Yvette Urrea Moe, County of San Diego Communications Office
San Diego, CA–For most dogs, Fourth of July fireworks are an assault on their sensitive ears, and the explosive booms and shrill sounds are extremely frightening. Frequently, dogs who are kept outdoors or are unleashed escape yards or run away in panic putting themselves in danger.
Once your dog is on the run, they can get lost and not be able to return home on their own, they can be hit by a vehicle, or they can even be attacked by other animals.
If they’re lucky, a neighbor may be able to grab them before they get too far or run out in traffic and get hurt. But if the owner is not around, they often end up in the animal shelters.
“With many people becoming new dog owners over the past year, it is important to be alert to their dog’s reaction to fireworks. And if the noise is a problem for their dog, there are things they can do to help dogs feel safe and secure,” said County Animal Services Director Kelly Campbell. “We recommend keeping dogs inside and in a secure room as some dogs can have extreme panicky reactions that may include digging under, climbing over or even breaking through gates, screens, fences, windows and doors. The backup plan is microchipping your pet, in case they still manage to run away.”
Every year, dozens of dogs end up at shelters after fireworks shows.
Some dogs are quickly reunited with their owners because they are licensed and microchipped. If your dog is not microchipped, residents in the unincorporated areas can get their dogs microchipped for a $20 fee at the County’s two shelters in Carlsbad and Bonita by calling (619) 767-2675 for an appointment.
Here are some additional tips on how to protect your pet this Fourth of July:
- Stay home with your dogs.
- Avoid taking your pet to fireworks displays. Keep your pets indoors in a sheltered, quiet area.
- Some dogs become destructive when frightened so remove dangerous objects your pet may chew. Leave a television or radio playing at normal volume to keep your pet company while you’re away.
- Never leave pets outside unattended, even in a fenced yard. In their fear, pets that normally wouldn’t leave the yard may escape and get lost.
- If you know your pet is seriously distressed by loud noises like thunder, consult your veterinarian to see if anxiety-relieving medication is appropriate.

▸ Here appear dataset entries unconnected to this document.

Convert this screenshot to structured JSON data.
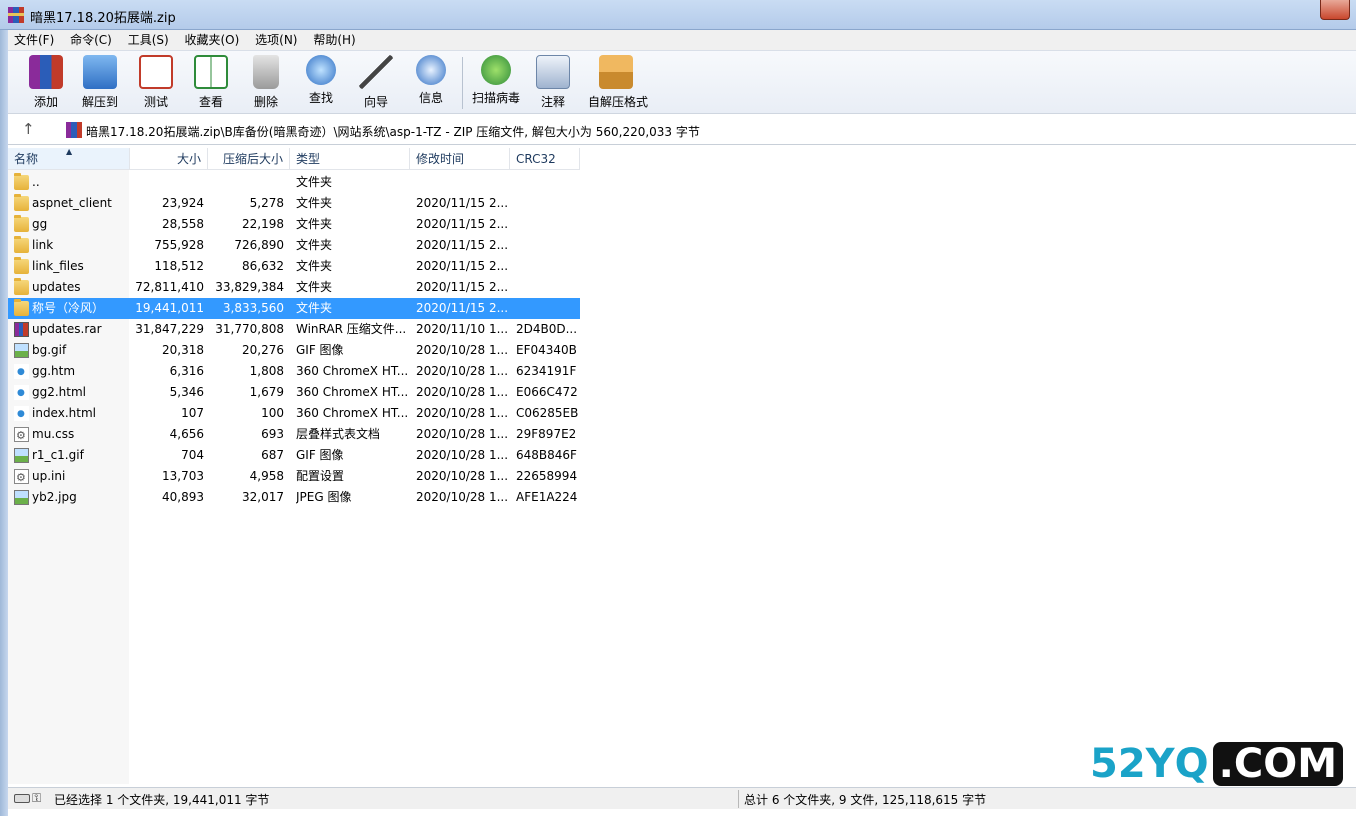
{
  "window": {
    "title": "暗黑17.18.20拓展端.zip"
  },
  "menu": [
    "文件(F)",
    "命令(C)",
    "工具(S)",
    "收藏夹(O)",
    "选项(N)",
    "帮助(H)"
  ],
  "toolbar": [
    "添加",
    "解压到",
    "测试",
    "查看",
    "删除",
    "查找",
    "向导",
    "信息",
    "扫描病毒",
    "注释",
    "自解压格式"
  ],
  "address": {
    "path": "暗黑17.18.20拓展端.zip\\B库备份(暗黑奇迹）\\网站系统\\asp-1-TZ - ZIP 压缩文件, 解包大小为 560,220,033 字节"
  },
  "columns": {
    "name": "名称",
    "size": "大小",
    "packed": "压缩后大小",
    "type": "类型",
    "mtime": "修改时间",
    "crc": "CRC32"
  },
  "files": [
    {
      "icon": "folder",
      "name": "..",
      "size": "",
      "packed": "",
      "type": "文件夹",
      "mtime": "",
      "crc": ""
    },
    {
      "icon": "folder",
      "name": "aspnet_client",
      "size": "23,924",
      "packed": "5,278",
      "type": "文件夹",
      "mtime": "2020/11/15 2...",
      "crc": ""
    },
    {
      "icon": "folder",
      "name": "gg",
      "size": "28,558",
      "packed": "22,198",
      "type": "文件夹",
      "mtime": "2020/11/15 2...",
      "crc": ""
    },
    {
      "icon": "folder",
      "name": "link",
      "size": "755,928",
      "packed": "726,890",
      "type": "文件夹",
      "mtime": "2020/11/15 2...",
      "crc": ""
    },
    {
      "icon": "folder",
      "name": "link_files",
      "size": "118,512",
      "packed": "86,632",
      "type": "文件夹",
      "mtime": "2020/11/15 2...",
      "crc": ""
    },
    {
      "icon": "folder",
      "name": "updates",
      "size": "72,811,410",
      "packed": "33,829,384",
      "type": "文件夹",
      "mtime": "2020/11/15 2...",
      "crc": ""
    },
    {
      "icon": "folder",
      "name": "称号（冷风）",
      "size": "19,441,011",
      "packed": "3,833,560",
      "type": "文件夹",
      "mtime": "2020/11/15 2...",
      "crc": "",
      "selected": true
    },
    {
      "icon": "rar",
      "name": "updates.rar",
      "size": "31,847,229",
      "packed": "31,770,808",
      "type": "WinRAR 压缩文件...",
      "mtime": "2020/11/10 1...",
      "crc": "2D4B0D..."
    },
    {
      "icon": "image",
      "name": "bg.gif",
      "size": "20,318",
      "packed": "20,276",
      "type": "GIF 图像",
      "mtime": "2020/10/28 1...",
      "crc": "EF04340B"
    },
    {
      "icon": "web",
      "name": "gg.htm",
      "size": "6,316",
      "packed": "1,808",
      "type": "360 ChromeX HT...",
      "mtime": "2020/10/28 1...",
      "crc": "6234191F"
    },
    {
      "icon": "web",
      "name": "gg2.html",
      "size": "5,346",
      "packed": "1,679",
      "type": "360 ChromeX HT...",
      "mtime": "2020/10/28 1...",
      "crc": "E066C472"
    },
    {
      "icon": "web",
      "name": "index.html",
      "size": "107",
      "packed": "100",
      "type": "360 ChromeX HT...",
      "mtime": "2020/10/28 1...",
      "crc": "C06285EB"
    },
    {
      "icon": "gear",
      "name": "mu.css",
      "size": "4,656",
      "packed": "693",
      "type": "层叠样式表文档",
      "mtime": "2020/10/28 1...",
      "crc": "29F897E2"
    },
    {
      "icon": "image",
      "name": "r1_c1.gif",
      "size": "704",
      "packed": "687",
      "type": "GIF 图像",
      "mtime": "2020/10/28 1...",
      "crc": "648B846F"
    },
    {
      "icon": "gear",
      "name": "up.ini",
      "size": "13,703",
      "packed": "4,958",
      "type": "配置设置",
      "mtime": "2020/10/28 1...",
      "crc": "22658994"
    },
    {
      "icon": "image",
      "name": "yb2.jpg",
      "size": "40,893",
      "packed": "32,017",
      "type": "JPEG 图像",
      "mtime": "2020/10/28 1...",
      "crc": "AFE1A224"
    }
  ],
  "status": {
    "left": "已经选择 1 个文件夹, 19,441,011 字节",
    "right": "总计 6 个文件夹, 9 文件, 125,118,615 字节"
  },
  "watermark": {
    "a": "52YQ",
    "b": ".COM"
  }
}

- Do not leave your pet in the car. With only hot air to breathe inside a car, your pet can suffer serious health effects, even death, within minutes.
- If you are walking your dog near fireworks displays, be sure your pet is secured on a leash in case it tries to bolt.
If you find a lost pet in the unincorporated area of the County after the fireworks, call County Animal Services’ 24-hour emergency dispatch number at (619) 236-2341 so the animal can be cared for at the shelter. If you lose your pet, check the department’s lost and found page online.
If you see your dog is at County Animal Services, you can pick up your pet starting at 9:30 a.m. on Tuesday, July 5.